The dictionary defines a torch song is "a sentimental or romantic popular song, usually sung by a woman", whilst scholars have gone one step further and insist "there is no such creature as a male torch singer… the essence of torch singing is a woman lamenting her lost love, i.e., her man." But, as we all know, Marilyn Manson is a very different kind of creature, and his torch is burning for his own lost love. The loss of an age of awe and wonder, leeched to death by the speed of America's consumer culture – l'impatience de l'homme.
 
Album opener 'This Is The New Shit' is a preconception shattering "hold your horses!" to both critics and fans who no doubt have their own ideas of what a new Manson album SHOULD be. All whirring KMFDM drills, pseudo-Eminem beats and loud mechanized Rammsteinesque guitars, the ringmaster invites you to pull up a seat and "let us entertain you!" Anti-propaganda propaganda if you will, and you know how we all love hype and propaganda!
 
'mOBSCENE', the first single to be culled from 'The Golden Age of Grotesque', is the invitation to the party-cum-Dada rally, coupling a 'Fight Song' style groove with kooky cheerleader gang vocals, and 'Doll-Dagga Buzz-Buzz Ziggety.Zag' serves as the predinner appetizer in a trippy Adam And The Ants vein.
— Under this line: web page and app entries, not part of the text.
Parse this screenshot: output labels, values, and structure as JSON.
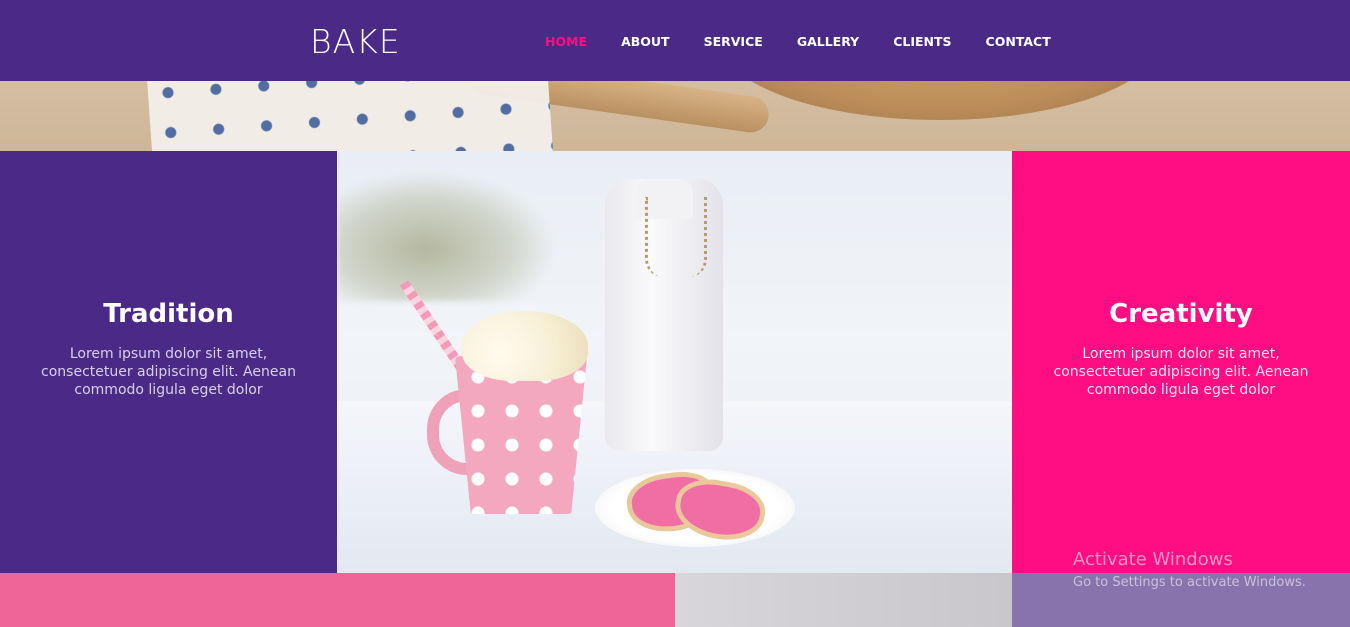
{
  "brand": "BAKE",
  "nav": {
    "items": [
      {
        "label": "HOME",
        "active": true
      },
      {
        "label": "ABOUT",
        "active": false
      },
      {
        "label": "SERVICE",
        "active": false
      },
      {
        "label": "GALLERY",
        "active": false
      },
      {
        "label": "CLIENTS",
        "active": false
      },
      {
        "label": "CONTACT",
        "active": false
      }
    ]
  },
  "features": {
    "left": {
      "title": "Tradition",
      "text": "Lorem ipsum dolor sit amet, consectetuer adipiscing elit. Aenean commodo ligula eget dolor"
    },
    "right": {
      "title": "Creativity",
      "text": "Lorem ipsum dolor sit amet, consectetuer adipiscing elit. Aenean commodo ligula eget dolor"
    }
  },
  "watermark": {
    "title": "Activate Windows",
    "subtitle": "Go to Settings to activate Windows."
  },
  "colors": {
    "purple": "#4a2a86",
    "pink": "#ff0d82",
    "nav_active": "#ff0d82",
    "strip_pink": "#ef6597",
    "strip_purple": "#8873ad"
  }
}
Where as 'Use Your Fist And Not Your Mouth' takes the party out of the rathskeller and into the suburban home. A self-styled 'black-collar' anthem for the dejected, denothing all is not well in Disneyland, before Manson rolls out the Grotesque Burlesque that is this album's title track – a song which has as much in common with the Marquis De Sade as Marlene Dietrich. And it's just like throwing acid in the Mona Lisa's face!
 
Indeed, it is this schizophrenic dichotomy of outward beauty vs inner sorrow that governs much of this album. And, unlike previous offerings, 'The Golden Age of Grotesque' seems to be a lot less controversial – there are no obvious anthems decrying God and government here . and it actually seems to be more about Manson's inner psyche.
 

Take '(s)AINT' for example, with its refrain of "Hold the s because I am an ain't" or 'Ka Boom Ka Boom' with its ironic "I like a big car / Cos I'm a big star / I write a big rock'n'roll hit / I'd like to love you but my heart is a sore / I am I am I am so yours" or the anti-love song that is 'Spade' ("You drained my heart and made a spade") – all very much in the vein of Marlene Dietrich's 'Falling In Love Again' ("Men flock around me / Like moths around a flame, And if their wings burn / I know I'm not to blame / Falling in love again / Never wanted to / What am I to do? / I can't help it"). This is a man on the edge – a fiend for the fans and fodder for the press. And as album closer 'Vodevil' states "This isn't a show / It's my fucking life / I'm not ashamed / You're entertained / but I'm not a puppet, I am a grenade".